## Try it
Gather all lines in the entries below that include the word "sales".

Segment Start: The data

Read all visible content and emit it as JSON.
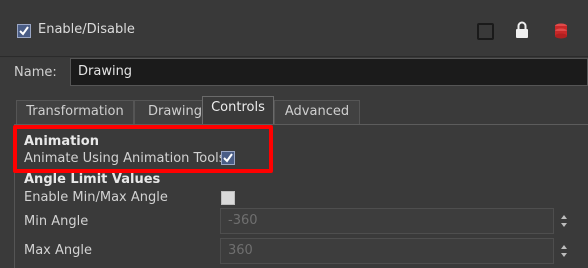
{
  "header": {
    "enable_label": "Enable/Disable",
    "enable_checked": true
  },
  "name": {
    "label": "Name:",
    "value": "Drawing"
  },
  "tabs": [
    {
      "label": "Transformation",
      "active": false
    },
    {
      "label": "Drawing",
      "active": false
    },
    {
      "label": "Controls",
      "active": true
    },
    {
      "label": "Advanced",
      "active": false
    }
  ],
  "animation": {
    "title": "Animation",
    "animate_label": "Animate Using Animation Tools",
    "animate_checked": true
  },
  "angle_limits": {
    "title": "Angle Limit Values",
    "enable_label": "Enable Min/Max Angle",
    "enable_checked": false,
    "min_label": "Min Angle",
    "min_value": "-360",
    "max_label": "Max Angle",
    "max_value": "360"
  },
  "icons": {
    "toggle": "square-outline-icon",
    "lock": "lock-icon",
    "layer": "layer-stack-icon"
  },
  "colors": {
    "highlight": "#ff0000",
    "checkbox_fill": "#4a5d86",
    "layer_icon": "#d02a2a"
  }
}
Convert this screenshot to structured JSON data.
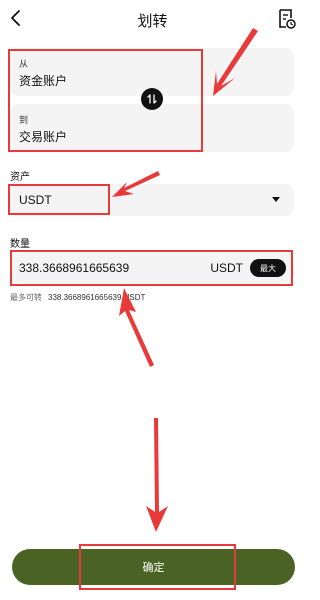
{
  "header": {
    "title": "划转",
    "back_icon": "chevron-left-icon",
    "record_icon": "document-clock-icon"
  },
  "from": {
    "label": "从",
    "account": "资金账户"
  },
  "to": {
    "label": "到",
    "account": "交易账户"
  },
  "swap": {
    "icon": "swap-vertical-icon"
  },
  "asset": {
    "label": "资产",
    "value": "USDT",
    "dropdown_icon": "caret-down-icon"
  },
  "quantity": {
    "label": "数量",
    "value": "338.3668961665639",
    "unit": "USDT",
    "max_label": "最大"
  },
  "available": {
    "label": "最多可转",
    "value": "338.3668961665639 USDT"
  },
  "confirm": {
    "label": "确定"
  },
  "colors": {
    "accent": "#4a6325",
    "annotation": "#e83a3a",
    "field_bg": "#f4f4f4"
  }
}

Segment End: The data
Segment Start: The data

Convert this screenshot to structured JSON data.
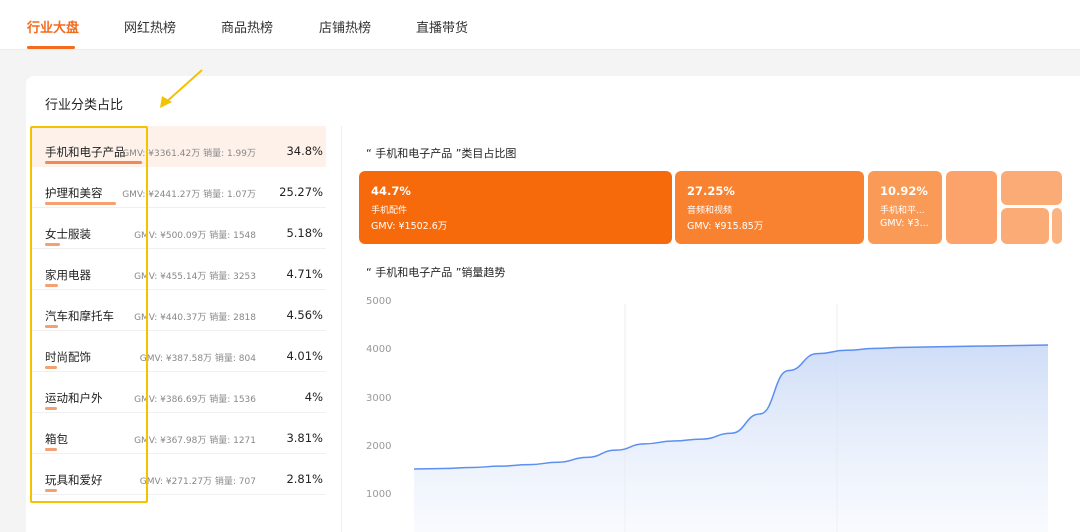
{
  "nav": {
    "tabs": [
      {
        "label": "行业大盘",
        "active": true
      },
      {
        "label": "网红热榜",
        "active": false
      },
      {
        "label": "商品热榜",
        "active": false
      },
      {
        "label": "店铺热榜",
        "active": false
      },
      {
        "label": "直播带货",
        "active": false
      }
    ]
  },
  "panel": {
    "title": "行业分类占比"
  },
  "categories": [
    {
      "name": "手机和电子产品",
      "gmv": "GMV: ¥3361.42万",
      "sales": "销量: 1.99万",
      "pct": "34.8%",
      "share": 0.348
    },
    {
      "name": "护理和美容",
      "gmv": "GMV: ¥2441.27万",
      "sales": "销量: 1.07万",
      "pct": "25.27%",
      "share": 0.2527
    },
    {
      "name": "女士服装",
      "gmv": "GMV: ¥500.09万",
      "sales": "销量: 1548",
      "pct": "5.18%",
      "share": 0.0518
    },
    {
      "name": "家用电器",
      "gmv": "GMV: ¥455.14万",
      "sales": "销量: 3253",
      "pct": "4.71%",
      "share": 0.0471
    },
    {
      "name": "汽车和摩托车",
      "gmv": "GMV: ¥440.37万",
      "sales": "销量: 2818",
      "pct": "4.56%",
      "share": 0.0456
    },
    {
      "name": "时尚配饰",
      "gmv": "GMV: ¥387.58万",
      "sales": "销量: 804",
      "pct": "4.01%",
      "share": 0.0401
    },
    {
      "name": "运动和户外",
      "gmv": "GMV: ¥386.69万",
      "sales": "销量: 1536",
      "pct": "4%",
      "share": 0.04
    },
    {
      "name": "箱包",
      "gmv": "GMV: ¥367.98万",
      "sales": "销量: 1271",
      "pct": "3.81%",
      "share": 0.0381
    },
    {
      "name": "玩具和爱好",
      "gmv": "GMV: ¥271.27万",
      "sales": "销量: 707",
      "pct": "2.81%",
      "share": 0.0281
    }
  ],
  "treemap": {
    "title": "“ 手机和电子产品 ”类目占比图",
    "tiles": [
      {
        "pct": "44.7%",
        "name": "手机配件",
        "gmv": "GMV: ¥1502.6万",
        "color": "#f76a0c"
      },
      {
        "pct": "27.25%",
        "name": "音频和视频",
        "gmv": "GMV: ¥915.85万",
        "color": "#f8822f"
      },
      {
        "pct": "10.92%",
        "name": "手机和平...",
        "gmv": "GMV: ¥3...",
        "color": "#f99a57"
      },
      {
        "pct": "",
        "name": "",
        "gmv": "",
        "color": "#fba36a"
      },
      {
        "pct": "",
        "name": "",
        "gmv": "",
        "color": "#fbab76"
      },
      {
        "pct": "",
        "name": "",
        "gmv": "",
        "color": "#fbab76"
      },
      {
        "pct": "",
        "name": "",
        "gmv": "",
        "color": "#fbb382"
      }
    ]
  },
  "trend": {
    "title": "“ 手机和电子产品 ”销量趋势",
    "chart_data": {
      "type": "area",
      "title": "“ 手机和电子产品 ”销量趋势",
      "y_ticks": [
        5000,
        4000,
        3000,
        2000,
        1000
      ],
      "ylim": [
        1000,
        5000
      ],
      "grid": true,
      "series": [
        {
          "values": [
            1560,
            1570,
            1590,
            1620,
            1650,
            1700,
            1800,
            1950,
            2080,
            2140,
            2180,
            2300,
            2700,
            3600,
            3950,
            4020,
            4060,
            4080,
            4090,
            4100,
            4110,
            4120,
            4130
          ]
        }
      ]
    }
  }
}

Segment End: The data

## Response to the task
      "sales": "销量: 1.99万",
      "sales": "销量: 1.07万",
      "sales": "销量: 1548",
      "sales": "销量: 3253",
      "sales": "销量: 2818",
      "sales": "销量: 804",
      "sales": "销量: 1536",
      "sales": "销量: 1271",
      "sales": "销量: 707",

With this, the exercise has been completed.